  • 11. International Journal of Computer Engineering and Technology (IJCET), ISSN 0976 6367(Print), ISSN 0976 – 6375(Online) Volume 4, Issue 3, May 1) Reduce number of servers on the network 2) Lower cost of storage management 11. CONCLUSION Windows Powered NAS provides both robust file serving and backup capabilities, thereby enabling both server and tape device equipment consolidation. The NAS server is an out-of-the-box solution that can be deployed in minutes, without network downtime. The minimal management of NAS servers can be accomplished through a web browser, rather than having to use command-line interfaces. NAS servers provide simple cross sharing and backups, greatly simplifying management of multiple platforms, makin necessary and valuable part of your complete enterprise backup solution. 12. REFERENCES [1] http://www.microsoft.com/storage [2] http://en.wikipedia.org/wiki/Network [3] Cyju Varghese, John Blesswin, Navitha Varghese Approach for Satellite Imagery Storage International Journal of Computer Engineering & Technology (IJCET), Volume Issue 2, 2012, pp. 147 - 159 [4] Prof.

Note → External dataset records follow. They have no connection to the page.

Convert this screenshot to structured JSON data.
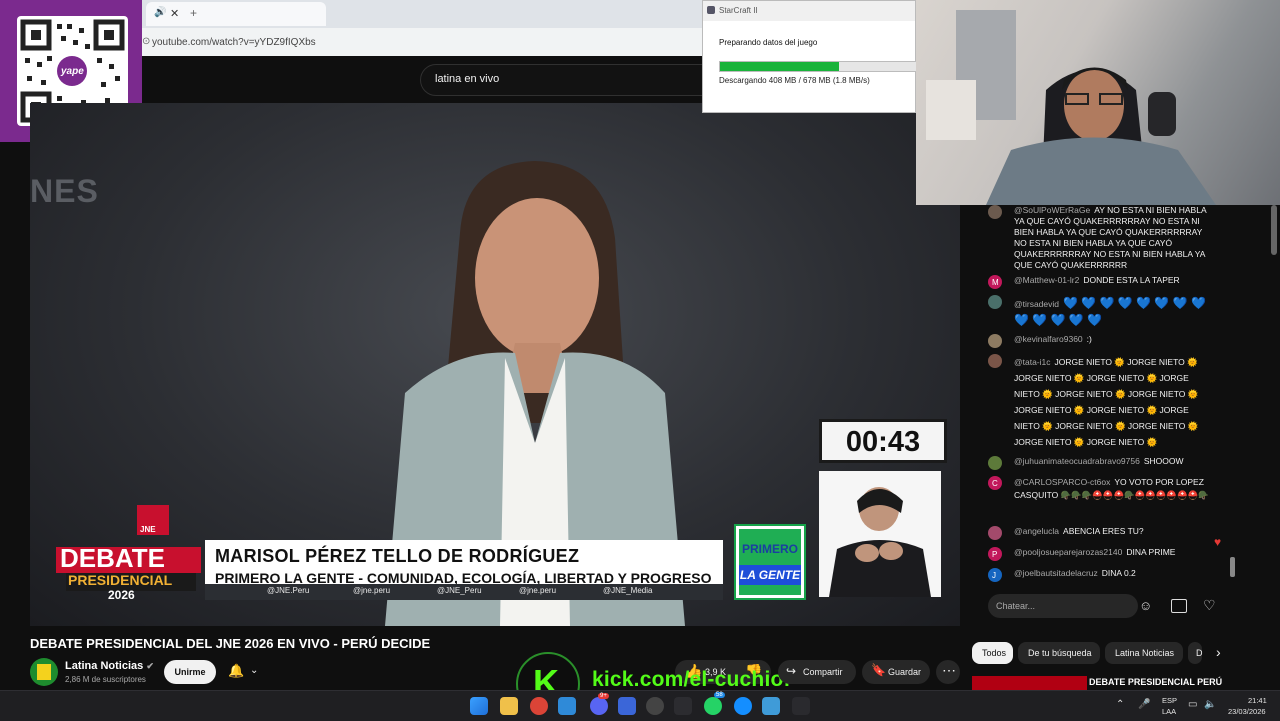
{
  "browser": {
    "url": "youtube.com/watch?v=yYDZ9fIQXbs",
    "search_value": "latina en vivo"
  },
  "overlay_qr": {
    "brand": "yape"
  },
  "video": {
    "ghost_text": "NES",
    "timer": "00:43",
    "candidate_name": "MARISOL PÉREZ TELLO DE RODRÍGUEZ",
    "candidate_party": "PRIMERO LA GENTE - COMUNIDAD, ECOLOGÍA, LIBERTAD Y PROGRESO",
    "socials": [
      "@JNE.Peru",
      "@jne.peru",
      "@JNE_Peru",
      "@jne.peru",
      "@JNE_Media"
    ],
    "debate_logo": {
      "org": "JNE",
      "line1": "DEBATE",
      "line2": "PRESIDENCIAL",
      "year": "2026"
    },
    "party_logo": {
      "line1": "PRIMERO",
      "line2": "LA GENTE"
    }
  },
  "starcraft": {
    "title": "StarCraft II",
    "status": "Preparando datos del juego",
    "progress": 0.6,
    "download_text": "Descargando 408 MB / 678 MB  (1.8 MB/s)"
  },
  "chat": {
    "messages": [
      {
        "author": "@SoUlPoWErRaGe",
        "text": "AY NO ESTA NI BIEN HABLA YA QUE CAYÓ QUAKERRRRRRAY NO ESTA NI BIEN HABLA YA QUE CAYÓ QUAKERRRRRRAY NO ESTA NI BIEN HABLA YA QUE CAYÓ QUAKERRRRRRAY NO ESTA NI BIEN HABLA YA QUE CAYÓ QUAKERRRRRR",
        "avatar_color": "#6b5a4e"
      },
      {
        "author": "@Matthew-01-lr2",
        "text": "DONDE ESTA LA TAPER",
        "avatar_color": "#c2185b",
        "initial": "M"
      },
      {
        "author": "@tirsadevid",
        "text": "💙 💙 💙 💙 💙 💙 💙 💙 💙 💙 💙 💙 💙",
        "avatar_color": "#4a6f6a"
      },
      {
        "author": "@kevinalfaro9360",
        "text": ":)",
        "avatar_color": "#8d7b62"
      },
      {
        "author": "@tata-i1c",
        "text": "JORGE NIETO 🌞 JORGE NIETO 🌞 JORGE NIETO 🌞 JORGE NIETO 🌞 JORGE NIETO 🌞 JORGE NIETO 🌞 JORGE NIETO 🌞 JORGE NIETO 🌞 JORGE NIETO 🌞 JORGE NIETO 🌞 JORGE NIETO 🌞 JORGE NIETO 🌞 JORGE NIETO 🌞 JORGE NIETO 🌞",
        "avatar_color": "#7a5548"
      },
      {
        "author": "@juhuanimateocuadrabravo9756",
        "text": "SHOOOW",
        "avatar_color": "#5d7a3a"
      },
      {
        "author": "@CARLOSPARCO-ct6ox",
        "text": "YO VOTO POR LOPEZ CASQUITO 🪖🪖🪖⛑️⛑️⛑️🪖⛑️⛑️⛑️⛑️⛑️⛑️🪖",
        "avatar_color": "#c2185b",
        "initial": "C"
      },
      {
        "author": "@angelucla",
        "text": "ABENCIA ERES TU?",
        "avatar_color": "#a34a6b"
      },
      {
        "author": "@pooljosueparejarozas2140",
        "text": "DINA PRIME",
        "avatar_color": "#c2185b",
        "initial": "P"
      },
      {
        "author": "@joelbautsitadelacruz",
        "text": "DINA 0.2",
        "avatar_color": "#1565c0",
        "initial": "J"
      }
    ],
    "input_placeholder": "Chatear..."
  },
  "below": {
    "title": "DEBATE PRESIDENCIAL DEL JNE 2026 EN VIVO - PERÚ DECIDE",
    "channel": "Latina Noticias",
    "subscribers": "2,86 M de suscriptores",
    "join": "Unirme",
    "likes": "3,9 K",
    "share": "Compartir",
    "save": "Guardar"
  },
  "chips": [
    "Todos",
    "De tu búsqueda",
    "Latina Noticias",
    "D"
  ],
  "related_title": "DEBATE PRESIDENCIAL PERÚ",
  "kick": {
    "letter": "K",
    "url": "kick.com/el-cuchiof"
  },
  "taskbar": {
    "lang1": "ESP",
    "lang2": "LAA",
    "time": "21:41",
    "date": "23/03/2026",
    "badge_discord": "9+",
    "badge_whatsapp": "58"
  }
}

S.A.Ubale and Dr. S.S. Apte with .Net Framework for Windows Operating System Computer Engineering & Technology (IJCET), Volume pp. 426 - 434, ISSN Print: 0976 International Journal of Computer Engineering and Technology (IJCET), ISSN 0976 6375(Online) Volume 4, Issue 3, May – June (2013), © IAEME 549 Fig -10 server consolidation Reduce number of servers on the network Lower cost of storage management Windows Powered NAS provides both robust file serving and backup capabilities, thereby enabling both server and tape device equipment consolidation. The NAS server is an box solution that can be deployed in minutes, without network downtime. The minimal management of NAS servers can be accomplished through a web browser, rather line interfaces. NAS servers provide simple cross sharing and backups, greatly simplifying management of multiple platforms, makin necessary and valuable part of your complete enterprise backup solution. http://www.microsoft.com/storage http://en.wikipedia.org/wiki/Network-attached_storage Cyju Varghese, John Blesswin, Navitha Varghese and Sonia Singha, or Satellite Imagery Storage by Classifying the Non-Duplicate Regions ournal of Computer Engineering & Technology (IJCET), Volume 159, ISSN Print: 0976 – 6367, ISSN Online: 0976 Dr. S.S. Apte, “Study and Implementation of Code Access Security or Windows Operating System”, International Computer Engineering & Technology (IJCET), Volume 3, Issue , ISSN Print: 0976 – 6367, ISSN Online: 0976 – 6375. International Journal of Computer Engineering and Technology (IJCET), ISSN 0976- June (2013), © IAEME Windows Powered NAS provides both robust file serving and backup capabilities, thereby enabling both server and tape device equipment consolidation. The NAS server is an box solution that can be deployed in minutes, without network downtime. The minimal management of NAS servers can be accomplished through a web browser, rather line interfaces. NAS servers provide simple cross-platform file sharing and backups, greatly simplifying management of multiple platforms, making it a ingha,, “A Novel Duplicate Regions”, ournal of Computer Engineering & Technology (IJCET), Volume 1, 6367, ISSN Online: 0976 – 6375. f Code Access Security International Journal of , Issue 3, 2012,